Tag Archive: color


I started my post during the weekend trying to summarize Blake’s representation system of color in Songs of Innocence, because he mentions certain colors repetitively throughout the whole series. Firstly, Blake uses the color of white frequently as the symbol of innocence and white is the color of lamb and the Lamb, which refers to Jesus Christ. Also, in The Little Black Boy, white is related to biblical image: “my soul is white.

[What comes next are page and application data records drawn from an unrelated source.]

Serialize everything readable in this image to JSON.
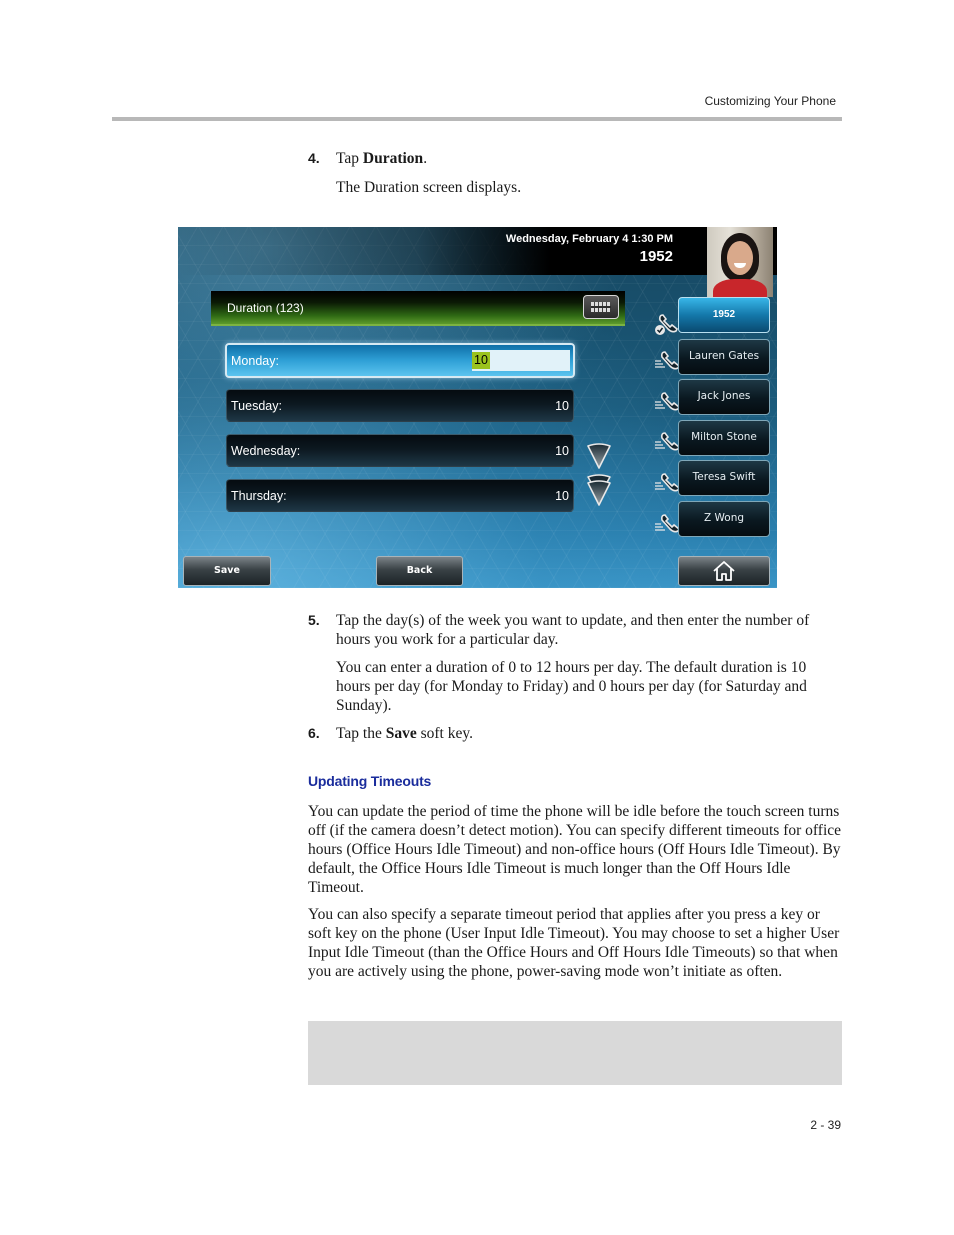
{
  "header": {
    "running_title": "Customizing Your Phone"
  },
  "steps": [
    {
      "number": "4.",
      "text_before": "Tap ",
      "bold": "Duration",
      "text_after": ".",
      "follow": "The Duration screen displays."
    },
    {
      "number": "5.",
      "text": "Tap the day(s) of the week you want to update, and then enter the number of hours you work for a particular day.",
      "follow": "You can enter a duration of 0 to 12 hours per day. The default duration is 10 hours per day (for Monday to Friday) and 0 hours per day (for Saturday and Sunday)."
    },
    {
      "number": "6.",
      "text_before": "Tap the ",
      "bold": "Save",
      "text_after": " soft key."
    }
  ],
  "phone_screen": {
    "status": {
      "datetime": "Wednesday, February 4  1:30 PM",
      "line_number": "1952"
    },
    "title": "Duration (123)",
    "keyboard_icon": "keyboard-icon",
    "fields": [
      {
        "label": "Monday:",
        "value": "10",
        "active": true
      },
      {
        "label": "Tuesday:",
        "value": "10"
      },
      {
        "label": "Wednesday:",
        "value": "10"
      },
      {
        "label": "Thursday:",
        "value": "10"
      }
    ],
    "line_keys": [
      {
        "label": "1952",
        "icon": "handset-registered-icon",
        "active": true
      },
      {
        "label": "Lauren Gates",
        "icon": "handset-speed-dial-icon"
      },
      {
        "label": "Jack Jones",
        "icon": "handset-speed-dial-icon"
      },
      {
        "label": "Milton Stone",
        "icon": "handset-speed-dial-icon"
      },
      {
        "label": "Teresa Swift",
        "icon": "handset-speed-dial-icon"
      },
      {
        "label": "Z Wong",
        "icon": "handset-speed-dial-icon"
      }
    ],
    "soft_keys": {
      "save": "Save",
      "back": "Back",
      "home_icon": "home-icon"
    },
    "colors": {
      "title_bar_green": "#5d9a2c",
      "active_field_blue": "#2fa0d6",
      "selection_green": "#9ac21d"
    }
  },
  "section": {
    "title": "Updating Timeouts",
    "paragraphs": [
      "You can update the period of time the phone will be idle before the touch screen turns off (if the camera doesn’t detect motion). You can specify different timeouts for office hours (Office Hours Idle Timeout) and non-office hours (Off Hours Idle Timeout). By default, the Office Hours Idle Timeout is much longer than the Off Hours Idle Timeout.",
      "You can also specify a separate timeout period that applies after you press a key or soft key on the phone (User Input Idle Timeout). You may choose to set a higher User Input Idle Timeout (than the Office Hours and Off Hours Idle Timeouts) so that when you are actively using the phone, power-saving mode won’t initiate as often."
    ]
  },
  "footer": {
    "page_number": "2 - 39"
  }
}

White as an angel is the English child” (16). The connection between white and innocence continues in The Chimney Sweeper, representing the sweepers rising upon clouds: “then naked & white, all their bags left behind” (18). Later in The Little Boy Found, white is again associated with God: “but God ever nigh, Appeared like his father in white” (19).

Green is another color that connects to the representation of innocence and green echoes with the color of white by referring to grass and lawn, where the lambs are. In Ecchoing Green, the color of green merges with the image of children playing cheerfully. Also, in Laughing Song, the color of green is associated with the concept of joy: “when the meadows laugh with lively green…” (19). In Night, “green fields and happy groves” are tightly connected with “where lambs have nibbled” (23). Finally, in Nurse’s Song, green is again presented with the laughing voices of children: “when the voices of children are heard on the green” (25). Besides Songs of Innocence, the image of green and white are seen in Blake’s other works. For example, in “And did those feet in ancient time”, England’s mountains are described as green (147).

Unlike white and green, the color of black is usually associated with image of industrialization and contamination of innocence. In The Little Black Boy, though Blake shows no discrimination against the boy’s dark skin, the color black is still presented as a contrary of white: “And I am black, but O! my soul is white” (16). This image is more obvious in The Chimney Sweeper, black is associated with factories and counter-color of white: “Were all of them lock’d up in coffins of black” (18). Similarly, in “And did those feet in ancient time”, the Satanic Mills are described as dark (147).

(http://www.blakearchive.org/exist/blake/archive/comparison.xq?selection=compare&copies=all&bentleynum=B2&copyid=s-inn.u&java=yes
Songs of Innocence and of Experience, copy F, 1789, 1794 (Yale Center for British Art): electronic edition
Songs of Innocence and of Experience, copy L, 1795 (Yale Center for British Art): electronic edition)

However, after our first discussion, I realized that Blake himself might be against this strict division of color, which is what I am doing right now. Blake’s art work is destroying the system he created in his own words. He set up this point of view in YAH & His Two Sons Satan & Adam: “What can be created can be destroyed” (352). In the art works associated with Songs of Innocence, he is materializing this idea: using different color, an infant can be both an angel and a demon (pictures above). By creating the contrary of colors in art works and poems, Blake is mocking those who try to institutionalize and systemize things, in this case colors, from their experience and reason. For Blake, the state of innocence is not a boy who was taught white symbolizes Christ but one who learn the true Christ through their vision, their imagination, and their Poetic Genius.

The Great Line vs. Color Debate

Promoting the superiority of line over color, Blake argues the sublime in art relies on the artist’s execution of the minute particulars in this world. Defined as the outward expression of the eternal individualities of all things, these details can only be expressed through line in the engraving process. Roberts notes Blake printed mostly monochromatic illuminated books and colored them later by hand, demonstrating the artist’s emphasis on exact line rather than perfect color. Comparing the works of Le Brun and Rubens with Rafael, Blake labels the two colorists “contemptible,” instead elevating outline by stating, “All Forms are Perfect in the Poets Mind. but these are…from Imagination” (464). Although Reynolds and Blake both laud Ideal Beauty through form, Blake asserts knowledge of such beauty is born innately in man and expressed through imagination, undermining the need for a Royal Academy of artistic learning. Criticizing the use of art by Reynolds and King George III to reshape the image of Great Britain, Blake argues “Empire follows Art,” which rationalizes his decision to use art as a vehicle to visualize his prophecies (461). Because Blake believed nations conformed to art, he imbued his works with the precise forms of what he recognized as Ideal Beauty. Describing his own style as “unbroken lines, unbroken masses, and unbroken colours,” Blake approached art as a way to find form—both on the page and in the world—and keep it.